Tabs are useful and ubiquitous, whether for web browsing, the Finder, text editing and word processing, Mail, or any other apps they may appear, tabs help to reduce window and document clutter by bringing many different documents or windows into a single window with a tab bar. Many modern Mac apps support tabs nowadays, but often you have to manually set each app to use tabs when opening additional documents or new windows.
But there’s another way, by using a little-known Mac system setting that tells Mac apps to prefer using tabs for new windows and documents whenever possible.
Precisely, this trick offers a single setting for all possible apps apps to prefer tabs with opening documents new or old, or creating new documents. If the Mac app supports tabs, it should respect this system setting toggle and not require individual app-specific fiddling.
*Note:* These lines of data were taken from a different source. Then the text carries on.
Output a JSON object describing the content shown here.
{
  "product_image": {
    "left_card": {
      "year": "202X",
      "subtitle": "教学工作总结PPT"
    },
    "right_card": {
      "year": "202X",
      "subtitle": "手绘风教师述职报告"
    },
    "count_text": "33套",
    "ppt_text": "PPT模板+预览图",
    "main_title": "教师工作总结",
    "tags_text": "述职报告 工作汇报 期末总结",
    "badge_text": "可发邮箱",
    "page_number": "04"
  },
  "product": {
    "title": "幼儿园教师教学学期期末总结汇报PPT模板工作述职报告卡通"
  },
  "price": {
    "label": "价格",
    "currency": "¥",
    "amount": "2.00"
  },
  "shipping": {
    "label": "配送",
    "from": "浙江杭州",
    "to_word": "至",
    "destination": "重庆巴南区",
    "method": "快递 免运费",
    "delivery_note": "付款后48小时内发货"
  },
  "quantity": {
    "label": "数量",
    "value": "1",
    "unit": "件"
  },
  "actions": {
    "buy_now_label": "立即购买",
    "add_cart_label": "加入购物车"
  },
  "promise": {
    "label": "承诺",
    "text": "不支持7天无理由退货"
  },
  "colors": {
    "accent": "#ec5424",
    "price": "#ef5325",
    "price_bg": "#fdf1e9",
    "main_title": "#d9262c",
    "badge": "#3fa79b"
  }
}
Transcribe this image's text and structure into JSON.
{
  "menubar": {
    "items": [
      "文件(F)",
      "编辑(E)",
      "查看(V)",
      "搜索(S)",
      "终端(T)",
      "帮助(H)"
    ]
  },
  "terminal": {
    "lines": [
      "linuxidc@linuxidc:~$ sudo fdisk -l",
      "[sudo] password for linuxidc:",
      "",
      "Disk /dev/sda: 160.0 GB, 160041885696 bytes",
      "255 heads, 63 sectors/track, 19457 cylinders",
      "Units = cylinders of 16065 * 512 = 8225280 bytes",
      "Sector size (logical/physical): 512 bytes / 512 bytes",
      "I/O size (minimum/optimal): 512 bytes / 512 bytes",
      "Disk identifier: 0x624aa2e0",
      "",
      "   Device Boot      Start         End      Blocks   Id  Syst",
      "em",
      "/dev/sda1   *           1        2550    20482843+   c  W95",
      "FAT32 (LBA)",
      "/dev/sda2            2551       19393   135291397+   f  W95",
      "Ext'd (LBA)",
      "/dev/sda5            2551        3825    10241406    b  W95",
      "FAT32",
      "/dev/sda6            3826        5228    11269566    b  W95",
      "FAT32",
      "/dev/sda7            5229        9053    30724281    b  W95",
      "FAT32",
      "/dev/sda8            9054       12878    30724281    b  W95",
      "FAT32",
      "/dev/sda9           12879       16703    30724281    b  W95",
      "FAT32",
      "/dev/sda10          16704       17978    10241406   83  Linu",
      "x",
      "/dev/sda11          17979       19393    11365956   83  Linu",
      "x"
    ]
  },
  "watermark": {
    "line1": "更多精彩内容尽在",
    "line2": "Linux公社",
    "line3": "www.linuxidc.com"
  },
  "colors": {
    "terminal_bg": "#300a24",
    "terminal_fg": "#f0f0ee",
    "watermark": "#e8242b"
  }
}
How to Prefer Tabs When Opening Documents Across Mac OS Apps
- From anywhere on the Mac, go to the Apple menu then choose “System Preferences”
- Go to the “Dock” preference panel
- Look for “Prefer tabs when opening new documents” and click the contextual menu, then choose “Always” *
- Close out of System Preferences
Now open any app which supports tabs; TextEdit, Maps, Finder, Safari, Pages, Keynote, etc, and open a new window or open a document. The opened item will appear as a tab by default, rather than as a separate window.
The great thing about this setting is that you can enable it once in System Preferences, and it will carry over to all apps that support tabs whenever possible, so you won’t need to fidget with individual app preferences and settings for defaulting to tabs.
* There are other settings options available for “Prefer tabs when opening documents” to suit your user preferences; “Always”, “In Full Screen Only”, and “Manually”, if you only want to prefer tabs when apps are full screen then choose that option instead, and if you don’t like tabs much you’ll probably want to go for “Manually” so that you can avoid them. Obviously this tutorial is aiming for the Always option, which is why we’re focusing on that here.
Remember, this is “prefer” tabs, not “require” tabs. That means not all apps will respect the preference, and obviously if an app does not support tabs in the first place this setting will have no effect on that app too.
Note this tab preference feature is only available in the more modern versions of Mac OS, and older Mac system software does not support the capability.
Personally I really like tabs and find them very useful for managing individual apps with many documents and items open. If you’re in the same boat, you’ll likely enjoy our many other tabs tricks covered here, which span across many apps and both major Apple OS platforms.